Unfortunately John the human race is not capable of being civilized to that extent, and probably never will be.

on Apr 22, 2013

LightStar

Quoting Philly0381, reply 36When is it expected that humans will become civilized to the point of correcting this?

 

Unfortunately John the human race is not capable of being civilized to that extent, and probably never will be.

So then these type of discussions are really somewhat useless, are they not?

I like to deal in facts and what the facts show us that the world would be a much better place without humans on it.  Yeah I know, somewhat of a out there attitude.  It's just that if humans are not ready to solve these day to day problems that effect each one of us I say lets turn the page. 

on Apr 22, 2013

I'd be really concerned if i did understand why they did this. I mean to know why they did it and to actually understand why they did it are two very different things. I'd love to know why but to understand i'd have to put myself in there mindset and look at why they believe what they did and then actually look at everything from that point of view. In the process of doing so you yourself might become the very monster your trying to study. It happens more often then you might think.

I'd just be perfectly content with knowing why and executing them. But i do believe that we need to follow the law or we change the very fabric of what america actually is. Some of you have mentioned that they shouldn't get a court hearing and should be publicly executed. This isn't the american way, you'd be allowing them a 'win' in this position. They attacked the people of boston and people from all over the world that attended that marathon. But we need to at least come to terms with the fact that it's america in general and anybody associated with america that these people hate. I don't believe we should skip trial or change the process in anyway. He should be tried just as any other criminal would or we face losing our own liberty and rights that so many people have died to preserve. Not to mention allowing that attack to alter american beliefs as it would be a resounding success for them.
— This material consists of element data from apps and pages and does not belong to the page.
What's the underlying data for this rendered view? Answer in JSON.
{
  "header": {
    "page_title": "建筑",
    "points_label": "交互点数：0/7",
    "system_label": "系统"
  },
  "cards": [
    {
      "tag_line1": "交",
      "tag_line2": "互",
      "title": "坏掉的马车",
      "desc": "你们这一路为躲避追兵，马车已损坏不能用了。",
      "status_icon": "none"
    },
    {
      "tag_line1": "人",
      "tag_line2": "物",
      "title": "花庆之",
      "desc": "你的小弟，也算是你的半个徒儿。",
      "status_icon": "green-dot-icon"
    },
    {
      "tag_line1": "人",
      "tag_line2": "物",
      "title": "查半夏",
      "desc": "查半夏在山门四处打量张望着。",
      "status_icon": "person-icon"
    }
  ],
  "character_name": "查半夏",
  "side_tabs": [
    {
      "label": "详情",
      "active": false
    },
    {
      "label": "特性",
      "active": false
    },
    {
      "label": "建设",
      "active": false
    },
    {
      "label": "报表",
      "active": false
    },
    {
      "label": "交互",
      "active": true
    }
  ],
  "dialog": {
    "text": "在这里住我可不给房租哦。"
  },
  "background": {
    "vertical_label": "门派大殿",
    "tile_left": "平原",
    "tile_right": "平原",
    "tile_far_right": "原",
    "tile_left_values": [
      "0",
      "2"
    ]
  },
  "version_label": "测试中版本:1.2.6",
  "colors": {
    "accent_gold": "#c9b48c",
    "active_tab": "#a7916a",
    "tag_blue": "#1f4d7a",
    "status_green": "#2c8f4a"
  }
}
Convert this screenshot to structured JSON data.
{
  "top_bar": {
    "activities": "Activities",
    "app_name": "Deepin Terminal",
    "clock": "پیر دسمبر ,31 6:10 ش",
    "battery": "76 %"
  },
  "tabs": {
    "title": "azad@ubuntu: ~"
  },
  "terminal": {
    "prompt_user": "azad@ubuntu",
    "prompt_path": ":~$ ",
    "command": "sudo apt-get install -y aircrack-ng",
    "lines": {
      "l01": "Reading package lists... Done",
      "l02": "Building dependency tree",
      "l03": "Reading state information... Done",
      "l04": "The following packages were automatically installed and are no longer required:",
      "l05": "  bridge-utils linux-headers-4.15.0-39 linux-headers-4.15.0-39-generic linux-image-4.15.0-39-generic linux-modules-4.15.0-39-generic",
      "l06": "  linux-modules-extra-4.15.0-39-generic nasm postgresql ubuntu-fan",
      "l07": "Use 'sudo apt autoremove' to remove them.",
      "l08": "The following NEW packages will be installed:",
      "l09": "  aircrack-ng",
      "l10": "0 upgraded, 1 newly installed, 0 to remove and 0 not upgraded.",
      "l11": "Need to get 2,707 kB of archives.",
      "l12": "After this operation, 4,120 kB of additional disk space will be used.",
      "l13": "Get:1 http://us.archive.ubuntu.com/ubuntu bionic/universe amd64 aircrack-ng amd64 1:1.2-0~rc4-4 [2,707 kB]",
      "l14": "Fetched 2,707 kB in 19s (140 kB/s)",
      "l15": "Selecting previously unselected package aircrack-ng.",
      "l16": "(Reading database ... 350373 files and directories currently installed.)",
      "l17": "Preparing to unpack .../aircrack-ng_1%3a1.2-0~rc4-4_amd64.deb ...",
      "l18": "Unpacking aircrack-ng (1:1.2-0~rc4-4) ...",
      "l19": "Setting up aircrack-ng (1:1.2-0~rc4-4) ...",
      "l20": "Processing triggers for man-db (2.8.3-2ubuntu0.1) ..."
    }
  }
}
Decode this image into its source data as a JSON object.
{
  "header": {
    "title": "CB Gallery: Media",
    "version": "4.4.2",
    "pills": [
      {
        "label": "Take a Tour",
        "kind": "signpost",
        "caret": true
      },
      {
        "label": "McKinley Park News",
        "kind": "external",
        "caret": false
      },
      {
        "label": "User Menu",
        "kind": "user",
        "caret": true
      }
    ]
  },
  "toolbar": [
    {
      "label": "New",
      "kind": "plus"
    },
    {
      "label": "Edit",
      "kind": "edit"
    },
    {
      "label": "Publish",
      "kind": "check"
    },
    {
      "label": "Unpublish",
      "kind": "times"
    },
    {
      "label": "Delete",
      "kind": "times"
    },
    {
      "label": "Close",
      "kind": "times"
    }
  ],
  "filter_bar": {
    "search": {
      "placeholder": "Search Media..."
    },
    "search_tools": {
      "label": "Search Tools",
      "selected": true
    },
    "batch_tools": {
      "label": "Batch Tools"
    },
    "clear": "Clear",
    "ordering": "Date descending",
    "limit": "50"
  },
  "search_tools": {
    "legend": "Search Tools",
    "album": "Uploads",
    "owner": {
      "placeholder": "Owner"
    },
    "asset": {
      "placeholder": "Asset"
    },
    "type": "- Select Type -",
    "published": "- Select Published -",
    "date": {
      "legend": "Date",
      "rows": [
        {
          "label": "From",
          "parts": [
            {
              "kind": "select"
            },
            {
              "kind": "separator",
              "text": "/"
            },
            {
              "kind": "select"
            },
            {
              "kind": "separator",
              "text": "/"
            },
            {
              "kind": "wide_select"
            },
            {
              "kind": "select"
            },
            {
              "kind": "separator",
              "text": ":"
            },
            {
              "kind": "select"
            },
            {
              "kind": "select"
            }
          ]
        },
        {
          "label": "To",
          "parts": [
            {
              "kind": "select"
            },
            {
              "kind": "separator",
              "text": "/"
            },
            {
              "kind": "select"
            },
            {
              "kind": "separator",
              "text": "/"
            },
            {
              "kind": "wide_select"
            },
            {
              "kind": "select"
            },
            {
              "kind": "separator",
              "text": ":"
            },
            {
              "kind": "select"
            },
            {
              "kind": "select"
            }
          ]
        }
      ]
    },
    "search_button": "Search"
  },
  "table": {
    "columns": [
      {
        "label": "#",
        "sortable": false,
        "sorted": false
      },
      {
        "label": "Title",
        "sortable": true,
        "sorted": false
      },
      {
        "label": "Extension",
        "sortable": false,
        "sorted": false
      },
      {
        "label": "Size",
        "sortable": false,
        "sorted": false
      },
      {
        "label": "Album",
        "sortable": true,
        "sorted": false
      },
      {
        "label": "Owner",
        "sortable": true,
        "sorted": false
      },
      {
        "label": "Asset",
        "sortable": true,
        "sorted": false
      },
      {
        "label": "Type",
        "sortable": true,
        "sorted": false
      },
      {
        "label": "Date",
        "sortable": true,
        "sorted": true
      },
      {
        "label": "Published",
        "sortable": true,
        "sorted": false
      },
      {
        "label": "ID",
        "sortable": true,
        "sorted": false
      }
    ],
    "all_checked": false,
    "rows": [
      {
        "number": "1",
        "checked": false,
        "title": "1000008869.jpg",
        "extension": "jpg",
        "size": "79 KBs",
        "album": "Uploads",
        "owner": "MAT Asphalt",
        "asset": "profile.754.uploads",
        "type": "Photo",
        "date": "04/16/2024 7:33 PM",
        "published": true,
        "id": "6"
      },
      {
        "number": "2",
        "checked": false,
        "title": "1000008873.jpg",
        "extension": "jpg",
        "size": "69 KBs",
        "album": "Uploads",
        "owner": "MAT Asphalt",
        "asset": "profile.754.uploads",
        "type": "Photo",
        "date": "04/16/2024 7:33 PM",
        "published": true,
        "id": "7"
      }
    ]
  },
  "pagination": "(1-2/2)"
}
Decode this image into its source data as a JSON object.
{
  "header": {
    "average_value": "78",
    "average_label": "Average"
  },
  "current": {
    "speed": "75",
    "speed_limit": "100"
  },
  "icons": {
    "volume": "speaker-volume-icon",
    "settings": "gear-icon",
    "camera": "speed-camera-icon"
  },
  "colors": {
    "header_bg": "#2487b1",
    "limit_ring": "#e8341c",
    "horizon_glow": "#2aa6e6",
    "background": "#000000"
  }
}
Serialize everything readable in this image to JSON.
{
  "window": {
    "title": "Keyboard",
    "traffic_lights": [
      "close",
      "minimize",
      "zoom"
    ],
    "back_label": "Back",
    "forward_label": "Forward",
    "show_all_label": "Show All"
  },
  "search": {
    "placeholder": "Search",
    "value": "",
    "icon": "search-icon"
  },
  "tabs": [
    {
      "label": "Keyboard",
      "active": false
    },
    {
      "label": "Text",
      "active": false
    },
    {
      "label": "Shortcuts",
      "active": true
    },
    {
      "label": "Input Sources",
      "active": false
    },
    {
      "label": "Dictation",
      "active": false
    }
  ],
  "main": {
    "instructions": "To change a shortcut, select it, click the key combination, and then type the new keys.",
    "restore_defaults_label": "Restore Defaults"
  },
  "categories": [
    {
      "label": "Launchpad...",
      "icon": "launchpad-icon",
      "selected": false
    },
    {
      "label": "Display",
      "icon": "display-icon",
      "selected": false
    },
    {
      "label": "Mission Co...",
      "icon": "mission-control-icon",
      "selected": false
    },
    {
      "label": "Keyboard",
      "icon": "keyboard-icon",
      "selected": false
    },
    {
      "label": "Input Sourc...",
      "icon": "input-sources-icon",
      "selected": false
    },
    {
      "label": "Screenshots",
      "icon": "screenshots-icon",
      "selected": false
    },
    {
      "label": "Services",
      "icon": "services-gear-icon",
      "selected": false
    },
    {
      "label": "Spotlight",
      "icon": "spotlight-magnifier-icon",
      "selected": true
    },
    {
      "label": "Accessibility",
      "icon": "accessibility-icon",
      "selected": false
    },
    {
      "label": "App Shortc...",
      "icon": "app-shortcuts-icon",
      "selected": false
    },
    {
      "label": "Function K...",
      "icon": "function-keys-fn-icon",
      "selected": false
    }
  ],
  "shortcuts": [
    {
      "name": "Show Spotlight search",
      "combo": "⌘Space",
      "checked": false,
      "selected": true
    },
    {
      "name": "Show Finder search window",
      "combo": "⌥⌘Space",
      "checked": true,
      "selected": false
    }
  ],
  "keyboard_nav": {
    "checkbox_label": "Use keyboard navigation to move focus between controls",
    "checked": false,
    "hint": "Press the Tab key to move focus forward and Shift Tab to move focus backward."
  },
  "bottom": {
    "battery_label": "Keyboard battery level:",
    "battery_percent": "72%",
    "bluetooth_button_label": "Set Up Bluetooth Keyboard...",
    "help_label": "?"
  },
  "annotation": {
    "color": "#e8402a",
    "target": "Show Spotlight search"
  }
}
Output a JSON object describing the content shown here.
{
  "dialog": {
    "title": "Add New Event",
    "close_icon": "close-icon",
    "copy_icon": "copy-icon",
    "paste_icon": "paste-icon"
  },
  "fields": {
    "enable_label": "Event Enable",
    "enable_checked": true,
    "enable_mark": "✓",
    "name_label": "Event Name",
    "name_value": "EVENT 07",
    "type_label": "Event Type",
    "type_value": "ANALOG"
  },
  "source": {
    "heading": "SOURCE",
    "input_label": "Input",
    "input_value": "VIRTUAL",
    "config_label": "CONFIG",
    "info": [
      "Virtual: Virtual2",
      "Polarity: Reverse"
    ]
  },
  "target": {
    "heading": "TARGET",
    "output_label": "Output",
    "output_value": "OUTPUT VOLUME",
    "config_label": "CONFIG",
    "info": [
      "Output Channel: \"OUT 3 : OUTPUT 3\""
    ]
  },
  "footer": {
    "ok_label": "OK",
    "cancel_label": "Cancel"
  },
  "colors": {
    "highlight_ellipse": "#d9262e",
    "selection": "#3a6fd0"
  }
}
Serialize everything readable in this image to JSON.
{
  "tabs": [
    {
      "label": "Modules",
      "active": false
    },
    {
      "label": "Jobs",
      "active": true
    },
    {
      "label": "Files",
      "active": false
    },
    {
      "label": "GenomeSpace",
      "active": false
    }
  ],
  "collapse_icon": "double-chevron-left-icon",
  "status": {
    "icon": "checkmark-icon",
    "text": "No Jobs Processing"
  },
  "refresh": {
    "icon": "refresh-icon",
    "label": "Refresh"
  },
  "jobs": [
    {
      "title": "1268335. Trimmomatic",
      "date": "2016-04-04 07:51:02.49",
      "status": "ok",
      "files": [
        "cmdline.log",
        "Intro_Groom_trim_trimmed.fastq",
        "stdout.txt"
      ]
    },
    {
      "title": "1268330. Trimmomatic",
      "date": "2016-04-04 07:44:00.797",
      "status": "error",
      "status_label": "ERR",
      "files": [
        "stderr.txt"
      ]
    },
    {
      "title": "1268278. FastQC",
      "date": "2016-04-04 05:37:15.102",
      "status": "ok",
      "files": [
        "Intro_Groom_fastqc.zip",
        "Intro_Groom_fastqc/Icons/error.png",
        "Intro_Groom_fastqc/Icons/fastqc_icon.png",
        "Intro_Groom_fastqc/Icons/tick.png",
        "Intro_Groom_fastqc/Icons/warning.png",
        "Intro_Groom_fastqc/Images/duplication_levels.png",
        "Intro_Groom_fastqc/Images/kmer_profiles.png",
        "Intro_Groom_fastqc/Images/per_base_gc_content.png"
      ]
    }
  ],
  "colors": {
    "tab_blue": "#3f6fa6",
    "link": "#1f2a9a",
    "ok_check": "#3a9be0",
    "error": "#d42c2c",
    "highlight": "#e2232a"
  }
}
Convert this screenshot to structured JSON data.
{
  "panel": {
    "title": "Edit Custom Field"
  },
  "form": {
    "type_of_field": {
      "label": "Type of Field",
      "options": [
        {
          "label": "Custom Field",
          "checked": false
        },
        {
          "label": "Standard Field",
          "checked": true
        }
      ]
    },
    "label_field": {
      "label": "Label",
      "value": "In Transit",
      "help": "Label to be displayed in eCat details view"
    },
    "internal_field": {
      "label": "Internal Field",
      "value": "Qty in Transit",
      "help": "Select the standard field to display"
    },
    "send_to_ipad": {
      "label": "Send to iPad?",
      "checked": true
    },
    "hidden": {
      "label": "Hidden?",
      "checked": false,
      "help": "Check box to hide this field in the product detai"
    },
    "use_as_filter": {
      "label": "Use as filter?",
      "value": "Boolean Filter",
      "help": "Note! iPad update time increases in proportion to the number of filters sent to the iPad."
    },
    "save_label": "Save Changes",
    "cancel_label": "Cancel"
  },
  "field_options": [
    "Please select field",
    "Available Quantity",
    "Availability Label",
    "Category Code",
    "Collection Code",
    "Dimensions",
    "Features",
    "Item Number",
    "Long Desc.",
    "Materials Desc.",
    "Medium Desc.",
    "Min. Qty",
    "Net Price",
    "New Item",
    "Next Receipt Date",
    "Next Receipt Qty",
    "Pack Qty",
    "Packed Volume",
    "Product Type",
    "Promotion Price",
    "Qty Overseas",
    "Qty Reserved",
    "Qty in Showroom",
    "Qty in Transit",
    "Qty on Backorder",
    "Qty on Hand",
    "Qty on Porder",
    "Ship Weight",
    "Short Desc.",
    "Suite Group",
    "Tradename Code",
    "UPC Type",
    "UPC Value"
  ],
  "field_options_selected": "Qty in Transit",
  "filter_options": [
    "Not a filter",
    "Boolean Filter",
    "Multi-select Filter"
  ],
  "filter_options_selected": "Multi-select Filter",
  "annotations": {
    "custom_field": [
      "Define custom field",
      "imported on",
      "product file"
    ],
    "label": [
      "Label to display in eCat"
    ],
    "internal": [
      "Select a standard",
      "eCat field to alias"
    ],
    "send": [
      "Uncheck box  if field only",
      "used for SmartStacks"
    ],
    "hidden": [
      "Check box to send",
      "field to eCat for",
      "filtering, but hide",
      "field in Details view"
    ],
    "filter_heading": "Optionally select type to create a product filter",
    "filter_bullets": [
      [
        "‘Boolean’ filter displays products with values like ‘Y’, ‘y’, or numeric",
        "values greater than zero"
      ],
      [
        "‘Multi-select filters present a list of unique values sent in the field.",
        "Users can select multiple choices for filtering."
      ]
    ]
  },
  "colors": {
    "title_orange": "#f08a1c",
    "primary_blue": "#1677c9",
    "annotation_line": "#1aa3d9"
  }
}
In the end do you honestly think they'll win in court? I don't think so, he will get the death penalty... even if he isn't legally sentenced to death but sent to prison... do you think the inmates there will be any nicer then the law enforcement that put him there? In any case it's a death sentence.

 

 

on Apr 22, 2013

Matopicus
I mean to know why they did it and to actually understand why they did it are two very different things.
I've sort of been using the two terms interchangeably, but you raise a very good point as to the differences. Unfortunately, I don't think it's possible to really know without some level of understanding, or perhaps it would be better to say that knowing inherently brings about some measure of understanding.

 

 

Matopicus
But we need to at least come to terms with the fact that it's america in general and anybody associated with america that these people hate.
My university doesn't get any newspapers, cable, or magazines, and I'm mooching wi-fi from the pizza place down the street, so I can't really access that much in the way of current news. Have they found any information on the bombers' motivations yet?

on Apr 22, 2013

Scoutdog
Have they found any information on the bombers' motivations yet?

No, i was using the term "they" in regards to terrorists that attack the US in general. Not these two particular ones.

on Apr 22, 2013

Matopicus
No, i was using the term "they" in regards to terrorists that attack the US in general. Not these two particular ones.
Oh. Ok. My mistake.

on Apr 22, 2013

I agree with Frogboy that, compassion or empathy cannot be the emotion towards monsters like whoever did the Boston's bombing. But anger will never be the answer for anything good.

Do you understand that this was probably the same feeling that motivated the action of these two monsters?

Let's do an analysis of the past and try to understand what Gandhi meant.

What most of you think about the bombing of Hiroshima and Nagasaki?

An action that caused the death of thousands of innocent people.

And that action was approved by the U.S. population because the ANGER felt in relation to the cowardly attack on Pearl Harbor.

"An eye for an eye will make the whole world blind"

“... Anger leads to hate. Hate leads to suffering.”